The Chicago Tribune website has a page dedicated to a weekly running total of shooting victims, both fatal and non-fatal, in the city. That such a total is needed is enough to tell you that Chicago has a very serious problem with gun crime. In 2017, there were a total of 3,386 victims of shootings – on average, more than nine every day. And it’s one of the reasons why blues singer and guitarist Rene Trossman, born and bred in Chicago, Illinois, hasn’t been back there since 2003.
“Another shooter’s gone out shooting. Today it’s breaking news,” sings Rene resignedly, backed by a five-piece blues band with an authentic Chicago blues sound. “Another shooter’s gone out shooting. They’re sending camera crews. Now we got more guns than people, and that gives me the blues. Now shootin’s on the rise, that’s what all the papers say. Politicians making promises, but the guns don’t go away. Instead of changing laws, they send thoughts and prayers your way.”
The story of Another Shooter goes all the way back to the Nineties. Rene spent a lot of time travelling in Europe. “I was very interested to try living abroad, before I got too old to do it,” he says. And after making a permanent move to Europe in October 1994, he recruited a saxophone player from back home in Chicago to tour with him.

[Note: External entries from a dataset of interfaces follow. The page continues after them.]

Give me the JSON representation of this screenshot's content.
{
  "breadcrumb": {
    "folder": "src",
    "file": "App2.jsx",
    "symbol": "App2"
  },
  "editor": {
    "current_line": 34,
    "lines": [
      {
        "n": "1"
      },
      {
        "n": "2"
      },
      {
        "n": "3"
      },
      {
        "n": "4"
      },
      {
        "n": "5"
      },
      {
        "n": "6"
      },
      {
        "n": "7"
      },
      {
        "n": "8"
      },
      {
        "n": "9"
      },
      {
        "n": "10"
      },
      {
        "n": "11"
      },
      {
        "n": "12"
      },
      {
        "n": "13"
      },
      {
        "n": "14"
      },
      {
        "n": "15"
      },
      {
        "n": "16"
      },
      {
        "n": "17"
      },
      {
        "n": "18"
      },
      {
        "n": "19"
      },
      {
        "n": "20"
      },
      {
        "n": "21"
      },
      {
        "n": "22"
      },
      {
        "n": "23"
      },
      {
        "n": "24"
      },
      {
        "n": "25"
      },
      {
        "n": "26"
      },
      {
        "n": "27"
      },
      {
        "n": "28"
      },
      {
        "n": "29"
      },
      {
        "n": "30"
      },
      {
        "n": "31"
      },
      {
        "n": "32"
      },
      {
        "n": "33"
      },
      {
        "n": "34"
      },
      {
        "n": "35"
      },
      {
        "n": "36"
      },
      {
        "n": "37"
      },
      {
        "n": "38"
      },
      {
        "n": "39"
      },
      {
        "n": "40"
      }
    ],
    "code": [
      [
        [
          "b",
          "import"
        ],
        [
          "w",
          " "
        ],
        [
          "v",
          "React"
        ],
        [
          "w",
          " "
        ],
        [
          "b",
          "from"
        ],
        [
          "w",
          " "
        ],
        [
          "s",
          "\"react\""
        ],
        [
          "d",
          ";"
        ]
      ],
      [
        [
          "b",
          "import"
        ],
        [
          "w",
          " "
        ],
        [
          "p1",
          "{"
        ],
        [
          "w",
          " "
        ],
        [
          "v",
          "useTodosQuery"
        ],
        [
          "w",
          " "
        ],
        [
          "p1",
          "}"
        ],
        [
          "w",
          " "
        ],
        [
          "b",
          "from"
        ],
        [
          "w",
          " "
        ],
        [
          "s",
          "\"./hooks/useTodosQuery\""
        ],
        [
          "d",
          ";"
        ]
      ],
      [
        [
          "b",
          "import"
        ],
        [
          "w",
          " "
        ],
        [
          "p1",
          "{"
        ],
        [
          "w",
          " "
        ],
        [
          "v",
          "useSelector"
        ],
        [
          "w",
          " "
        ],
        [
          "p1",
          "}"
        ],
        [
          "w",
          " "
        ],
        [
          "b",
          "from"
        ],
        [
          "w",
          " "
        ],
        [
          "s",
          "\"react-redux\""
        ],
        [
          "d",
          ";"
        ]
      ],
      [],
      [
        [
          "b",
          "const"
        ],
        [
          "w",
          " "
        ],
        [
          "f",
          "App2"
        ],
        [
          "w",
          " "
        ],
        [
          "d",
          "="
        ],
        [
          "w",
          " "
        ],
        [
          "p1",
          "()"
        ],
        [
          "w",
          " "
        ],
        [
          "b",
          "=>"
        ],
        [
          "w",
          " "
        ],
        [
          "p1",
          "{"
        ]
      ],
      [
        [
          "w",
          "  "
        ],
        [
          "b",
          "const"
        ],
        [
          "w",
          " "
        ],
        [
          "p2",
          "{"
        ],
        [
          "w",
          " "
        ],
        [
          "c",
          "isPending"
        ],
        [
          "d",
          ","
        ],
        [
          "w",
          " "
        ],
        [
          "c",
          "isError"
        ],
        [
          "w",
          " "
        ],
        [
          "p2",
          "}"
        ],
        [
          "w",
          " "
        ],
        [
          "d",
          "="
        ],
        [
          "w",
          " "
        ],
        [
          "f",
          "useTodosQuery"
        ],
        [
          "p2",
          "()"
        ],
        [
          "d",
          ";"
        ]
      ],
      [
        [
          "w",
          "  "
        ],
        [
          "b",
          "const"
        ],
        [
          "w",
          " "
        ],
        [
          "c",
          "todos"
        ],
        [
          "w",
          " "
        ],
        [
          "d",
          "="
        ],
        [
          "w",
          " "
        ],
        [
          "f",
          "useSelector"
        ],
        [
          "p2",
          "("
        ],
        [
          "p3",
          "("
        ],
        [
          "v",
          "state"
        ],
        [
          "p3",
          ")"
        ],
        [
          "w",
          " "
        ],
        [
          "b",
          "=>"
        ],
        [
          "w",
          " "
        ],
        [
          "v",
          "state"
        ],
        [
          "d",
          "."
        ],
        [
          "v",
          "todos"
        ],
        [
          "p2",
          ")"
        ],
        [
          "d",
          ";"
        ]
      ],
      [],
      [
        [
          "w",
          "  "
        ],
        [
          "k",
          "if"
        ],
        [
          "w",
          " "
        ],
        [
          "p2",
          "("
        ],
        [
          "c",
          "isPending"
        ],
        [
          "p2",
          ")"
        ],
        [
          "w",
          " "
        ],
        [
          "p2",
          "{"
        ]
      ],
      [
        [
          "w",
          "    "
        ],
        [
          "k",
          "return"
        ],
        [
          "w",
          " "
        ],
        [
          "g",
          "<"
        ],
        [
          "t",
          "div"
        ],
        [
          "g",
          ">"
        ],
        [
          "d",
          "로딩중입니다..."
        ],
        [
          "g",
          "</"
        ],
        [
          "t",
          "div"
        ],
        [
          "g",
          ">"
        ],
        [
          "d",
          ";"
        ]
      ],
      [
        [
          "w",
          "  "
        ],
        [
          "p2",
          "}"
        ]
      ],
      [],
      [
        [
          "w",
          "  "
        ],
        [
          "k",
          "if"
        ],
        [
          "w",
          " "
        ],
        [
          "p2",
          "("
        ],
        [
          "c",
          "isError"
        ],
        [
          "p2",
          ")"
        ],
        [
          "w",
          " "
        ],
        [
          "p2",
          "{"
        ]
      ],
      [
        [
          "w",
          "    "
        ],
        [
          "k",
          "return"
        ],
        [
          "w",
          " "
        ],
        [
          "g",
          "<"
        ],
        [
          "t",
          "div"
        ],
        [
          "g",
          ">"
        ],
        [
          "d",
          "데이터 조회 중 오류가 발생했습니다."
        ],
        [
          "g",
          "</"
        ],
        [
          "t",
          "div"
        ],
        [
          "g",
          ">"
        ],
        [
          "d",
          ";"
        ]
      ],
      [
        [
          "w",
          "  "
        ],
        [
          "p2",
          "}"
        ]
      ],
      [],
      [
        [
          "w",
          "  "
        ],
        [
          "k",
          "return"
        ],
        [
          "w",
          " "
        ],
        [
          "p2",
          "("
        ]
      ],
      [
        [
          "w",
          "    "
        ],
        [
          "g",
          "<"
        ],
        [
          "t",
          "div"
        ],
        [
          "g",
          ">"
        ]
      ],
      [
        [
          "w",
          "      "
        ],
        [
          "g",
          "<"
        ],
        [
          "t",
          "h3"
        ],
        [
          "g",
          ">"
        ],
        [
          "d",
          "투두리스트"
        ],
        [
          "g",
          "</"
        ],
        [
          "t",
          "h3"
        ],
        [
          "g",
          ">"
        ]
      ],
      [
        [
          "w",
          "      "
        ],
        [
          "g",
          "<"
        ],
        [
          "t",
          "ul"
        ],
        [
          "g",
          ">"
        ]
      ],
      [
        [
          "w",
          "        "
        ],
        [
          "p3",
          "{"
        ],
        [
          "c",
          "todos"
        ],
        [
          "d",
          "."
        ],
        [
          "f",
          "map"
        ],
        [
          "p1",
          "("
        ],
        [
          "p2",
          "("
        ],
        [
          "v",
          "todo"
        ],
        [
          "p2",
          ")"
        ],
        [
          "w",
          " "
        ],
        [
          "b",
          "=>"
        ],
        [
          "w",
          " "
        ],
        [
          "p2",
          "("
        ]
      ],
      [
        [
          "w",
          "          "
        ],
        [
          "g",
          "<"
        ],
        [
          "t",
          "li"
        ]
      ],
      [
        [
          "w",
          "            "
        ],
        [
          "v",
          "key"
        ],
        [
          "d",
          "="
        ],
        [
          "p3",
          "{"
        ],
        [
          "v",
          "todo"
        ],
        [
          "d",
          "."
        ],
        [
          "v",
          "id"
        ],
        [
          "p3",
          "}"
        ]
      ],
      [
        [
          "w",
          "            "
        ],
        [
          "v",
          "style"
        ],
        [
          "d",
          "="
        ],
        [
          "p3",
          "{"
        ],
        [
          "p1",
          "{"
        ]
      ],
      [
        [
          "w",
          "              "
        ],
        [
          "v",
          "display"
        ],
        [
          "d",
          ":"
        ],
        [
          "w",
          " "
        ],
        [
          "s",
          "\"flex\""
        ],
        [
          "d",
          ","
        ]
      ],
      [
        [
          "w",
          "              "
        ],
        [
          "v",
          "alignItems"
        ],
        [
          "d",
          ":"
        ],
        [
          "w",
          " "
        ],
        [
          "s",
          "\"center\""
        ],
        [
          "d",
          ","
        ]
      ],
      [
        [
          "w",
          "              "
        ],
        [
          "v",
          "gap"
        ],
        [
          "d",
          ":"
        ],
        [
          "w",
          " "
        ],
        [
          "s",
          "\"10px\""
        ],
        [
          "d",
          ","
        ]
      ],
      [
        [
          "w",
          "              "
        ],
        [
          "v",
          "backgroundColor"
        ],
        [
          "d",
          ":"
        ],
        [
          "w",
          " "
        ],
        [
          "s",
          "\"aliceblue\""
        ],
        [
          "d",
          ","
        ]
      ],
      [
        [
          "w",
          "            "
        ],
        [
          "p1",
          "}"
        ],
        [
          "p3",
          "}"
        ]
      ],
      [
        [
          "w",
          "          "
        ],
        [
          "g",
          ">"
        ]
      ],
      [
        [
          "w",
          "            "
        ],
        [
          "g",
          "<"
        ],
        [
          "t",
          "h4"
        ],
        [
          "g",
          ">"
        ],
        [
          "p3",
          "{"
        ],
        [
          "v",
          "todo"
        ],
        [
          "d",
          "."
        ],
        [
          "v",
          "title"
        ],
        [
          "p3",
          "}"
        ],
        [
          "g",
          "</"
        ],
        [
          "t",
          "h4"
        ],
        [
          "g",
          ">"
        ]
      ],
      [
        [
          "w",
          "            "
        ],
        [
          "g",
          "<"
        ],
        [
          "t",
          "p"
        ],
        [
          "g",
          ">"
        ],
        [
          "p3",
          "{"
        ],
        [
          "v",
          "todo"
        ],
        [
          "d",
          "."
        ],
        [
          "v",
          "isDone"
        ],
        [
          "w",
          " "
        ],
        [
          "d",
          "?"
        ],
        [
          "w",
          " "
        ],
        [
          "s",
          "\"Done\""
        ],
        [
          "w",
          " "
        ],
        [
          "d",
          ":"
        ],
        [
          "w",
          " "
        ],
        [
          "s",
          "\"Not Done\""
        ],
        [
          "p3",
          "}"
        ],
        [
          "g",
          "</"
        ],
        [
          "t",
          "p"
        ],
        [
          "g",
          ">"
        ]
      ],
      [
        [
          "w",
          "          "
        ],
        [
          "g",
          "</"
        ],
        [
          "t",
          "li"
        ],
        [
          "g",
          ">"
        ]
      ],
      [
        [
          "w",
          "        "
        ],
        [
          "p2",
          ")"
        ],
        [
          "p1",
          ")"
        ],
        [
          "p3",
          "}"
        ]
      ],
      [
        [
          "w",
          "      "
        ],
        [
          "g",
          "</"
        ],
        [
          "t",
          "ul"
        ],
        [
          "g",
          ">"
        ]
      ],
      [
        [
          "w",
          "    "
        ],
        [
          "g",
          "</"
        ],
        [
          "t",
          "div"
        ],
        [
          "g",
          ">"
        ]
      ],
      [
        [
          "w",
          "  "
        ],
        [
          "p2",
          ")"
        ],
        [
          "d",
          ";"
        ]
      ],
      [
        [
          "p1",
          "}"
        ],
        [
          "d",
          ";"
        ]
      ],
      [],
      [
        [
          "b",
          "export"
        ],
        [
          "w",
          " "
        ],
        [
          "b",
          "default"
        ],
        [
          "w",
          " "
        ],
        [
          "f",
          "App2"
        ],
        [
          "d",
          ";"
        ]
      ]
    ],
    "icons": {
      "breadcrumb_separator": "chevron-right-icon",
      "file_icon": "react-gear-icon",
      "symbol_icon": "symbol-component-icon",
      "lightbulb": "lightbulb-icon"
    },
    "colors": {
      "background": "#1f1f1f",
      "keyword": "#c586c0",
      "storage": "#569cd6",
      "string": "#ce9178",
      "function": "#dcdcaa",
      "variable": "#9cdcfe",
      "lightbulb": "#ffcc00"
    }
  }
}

“He had just lost his son in a drive-by shooting,” recalls Rene. “Straight-A student, and basketball star, walking home, caught in the crossfire of a drive-by shooting not far from home. Fast-forward to 2018 and I am watching a similar story on the news. I started thinking about all of the rhetoric and promises over the years, but how nothing’s really changed, except that the weapons get more and more sophisticated, powerful and deadly. After one news report, it was ‘We send out our thoughts and prayers to the families’. Same stuff for two decades. Woke up the next day and I had a hook line for the song.”
Rene now lives in Prague, capital city of the Czech Republic. “The pace is a lot slower, which suits me. Beautiful place that I still marvel at daily… There is a great sense of tolerance here that I like and it is, for me at least, very conducive to creativity,” he explains. “I was simply going to check it out for a year, and if I didn’t like it, I could always return home to Chicago. That didn’t happen. Still here. I guess when you find the right place, you know it.”
“Now musicians call me wanting to play with this band somehow,” he says, modestly. “Musicians have a knack of finding each other, especially in niche music like blues and jazz. Most guys on the scene speak English, and now I’ve caught up and speak crappy Czech. Tough language!”
“One of the reasons I left Chicago was violent crime,” he continues. “Here, that’s not happening. It took me a few years to stop looking behind me at regular intervals when walking in Prague at night. Force of habit. I broke that habit here. There is also a common-sense attitude about many things here, resulting in common-sense laws. Marijuana laws are very relaxed, prostitution is monitored, controlled by the government, which, in both examples, eliminates the mafia’s business and participation, and keeps everyone involved in these narratives a lot safer.”
Rene never had a gun in the house when he was growing up and is uncomfortable with any sort of domestic gun ownership, but he is realistic about gun control in the USA. “What I am strongly in favor of is much better background checks, and restricting the sale of assault weapons,” he says. “It would be a start and an attainable compromise with those on the other side of the argument. Baby steps.”
Of course, banning assault weapons won’t put a stop to gun crime and Rene makes it clear in the lyrics that the second amendment makes very little sense in the 21st Century.
“That ‘Right to Bear Arms’ was a long time ago, but it’s a different world now,” he sings, laconically, “You say that it’s your right. Try to tell that to John Doe”.